Judge scolds Trump witness for bad behavior

The judge in Donald Trump’s hush money trial cleared the courtroom of reporters today and then threatened to remove the defense witness from the trial entirely because of his behavior on the stand, a court transcript later showed.

Judge Juan Merchán told Robert Costello, a former federal prosecutor, that his conduct was “contemptuous at this time.”

Costello repeatedly aggravated Merchan in his testimony by making comments under his breath and continuing to speak after objections were accepted, a signal for witnesses to stop talking.

At one point, Costello commented “God” when an objection interrupted him. He also called the entire exercise “ridiculous.”

“I warn you that your behavior is derogatory,” Merchán said, according to the transcript of the conversation that occurred when the press was outside the room. “If you try to stare at me one more time, I’ll take you off the stand.”

Costello did not return a message seeking comment.

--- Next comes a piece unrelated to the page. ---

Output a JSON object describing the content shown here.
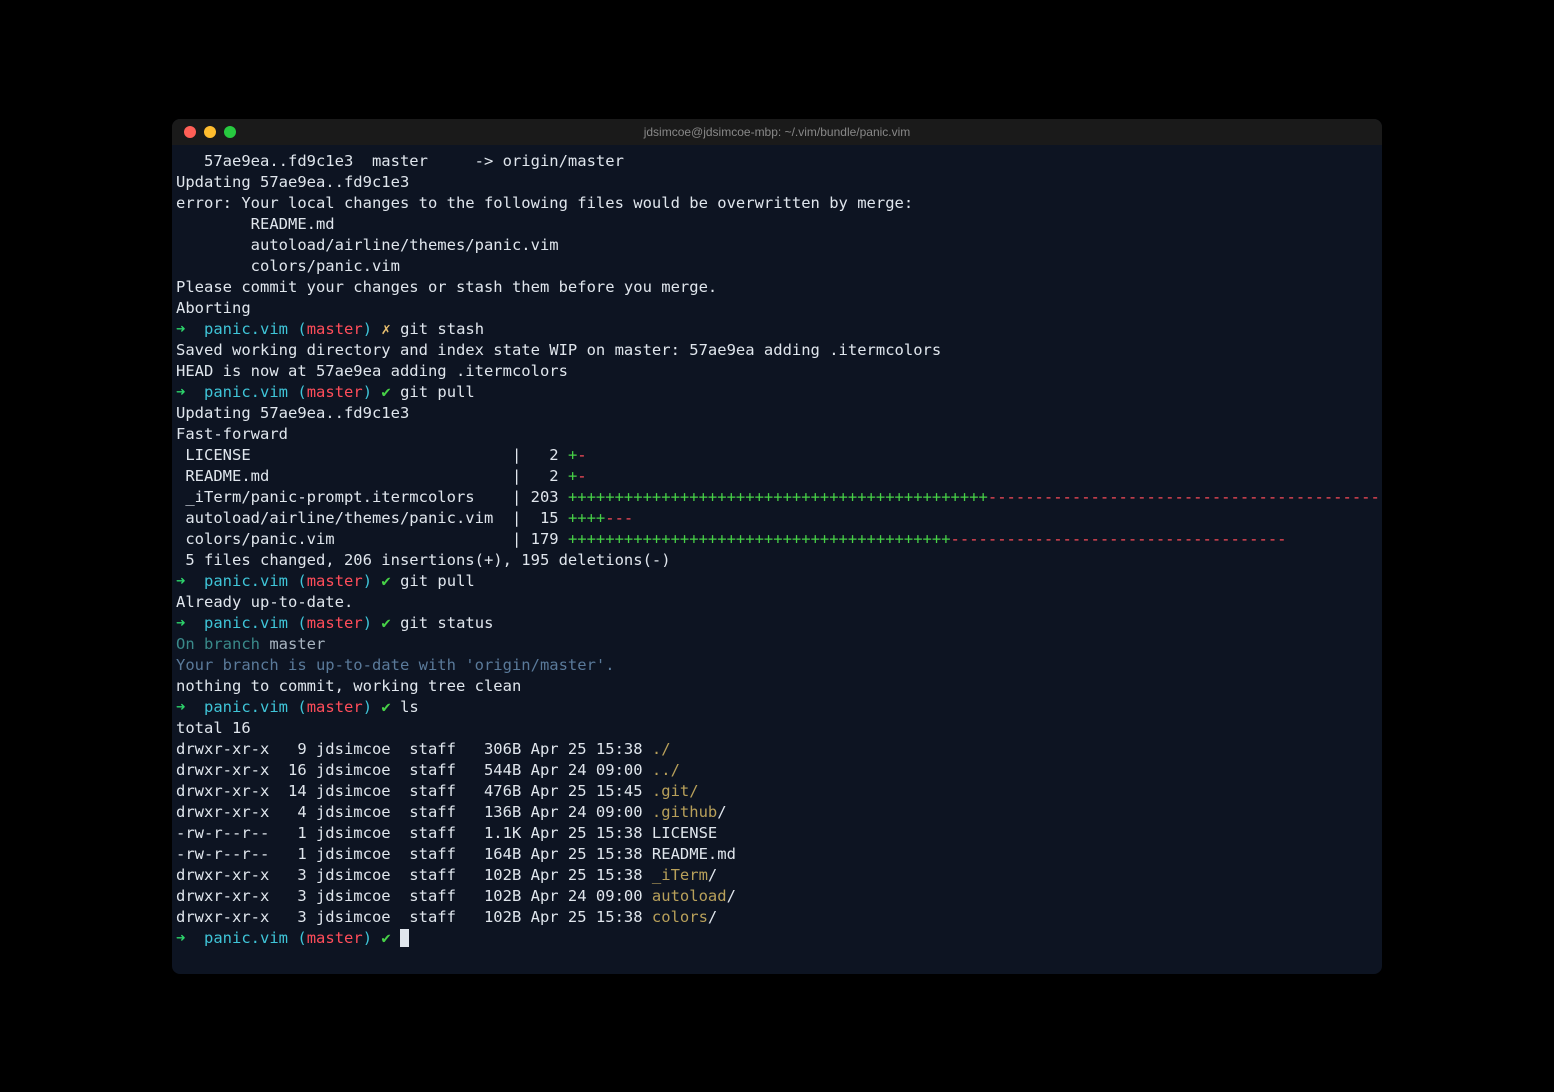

“The fact that I had to clear the courtroom and that court officials, including the captain, had great difficulty clearing the courtroom, and that there were discussions back and forth between the press and the press lawyers , explains why I had “To begin with, clear the courtroom,” Merchan told Costello “And the thing is, sir, your conduct is contemptuous right now.”

When he called the press again, Costello’s testimony continued and will resume tomorrow.

The defense is using it in an effort to attack the credibility of Trump lawyer-turned-adversary Michael Cohen.

Donald Trump speaks to the media outside Manhattan Criminal Court in New York.

Trump’s lawyers also pressured Merchan to block the case from reaching the jury and to dismiss the charges after prosecutors concluded their presentation of evidence.

He did not immediately comment on the request, which came at the end of a heated day that also saw the prosecution’s star witness admitting to stealing tens of thousands of dollars from Trump’s company.

After jurors retired for the day, defense attorney Todd Blanche told the judge that prosecutors had not proven their case and he should dismiss it immediately. Blanche pleaded with the judge “not to allow this case to go to the jury based on Mr. Cohen’s testimony.”

The judge did not seem moved by the argument.

“You said your lies are irrefutable,” the judge responded. “But you think he’s going to trick 12 New Yorkers into believing this lie?”

Cohen was the latest witness, at least for now, for prosecutors, who are trying to show that Trump sought to bury unflattering stories about himself and then falsified internal business records to cover them up as part of a scheme to illegally influence the presidential election. of 2016. The defense has painted Cohen as a media-obsessed liar who is on a revenge mission aimed at bringing down Trump.

Michael Cohen leaves his apartment building on his way to Manhattan Criminal Court in New York.

The defense called Costello because of his role as an antagonist and critic of Cohen in the years since their professional relationship broke down spectacularly.

Costello had offered to represent Cohen shortly after the lawyer’s hotel room, office and home were raided and when Cohen was faced with the decision of whether to remain defiant in the face of a criminal investigation or cooperate with authorities in hopes of obtaining more lenient treatment.

Costello testified that Cohen told him that Trump “didn’t know anything” about paying hush money to porn actor Stormy Daniels at the center of the case.

“Michael Cohen said on numerous occasions that President Trump knew nothing about those payments, that he did it on his own, and he repeated it on numerous occasions,” Costello told the jury.

Trump attorney Emil Bove told the judge that the defense does not plan to call any other witnesses after Costello, although they may still call campaign finance expert Bradley Smith for limited testimony.

They haven’t definitively said Trump won’t testify, but it was the clearest indication yet that he would waive his right to take the stand in his own defense.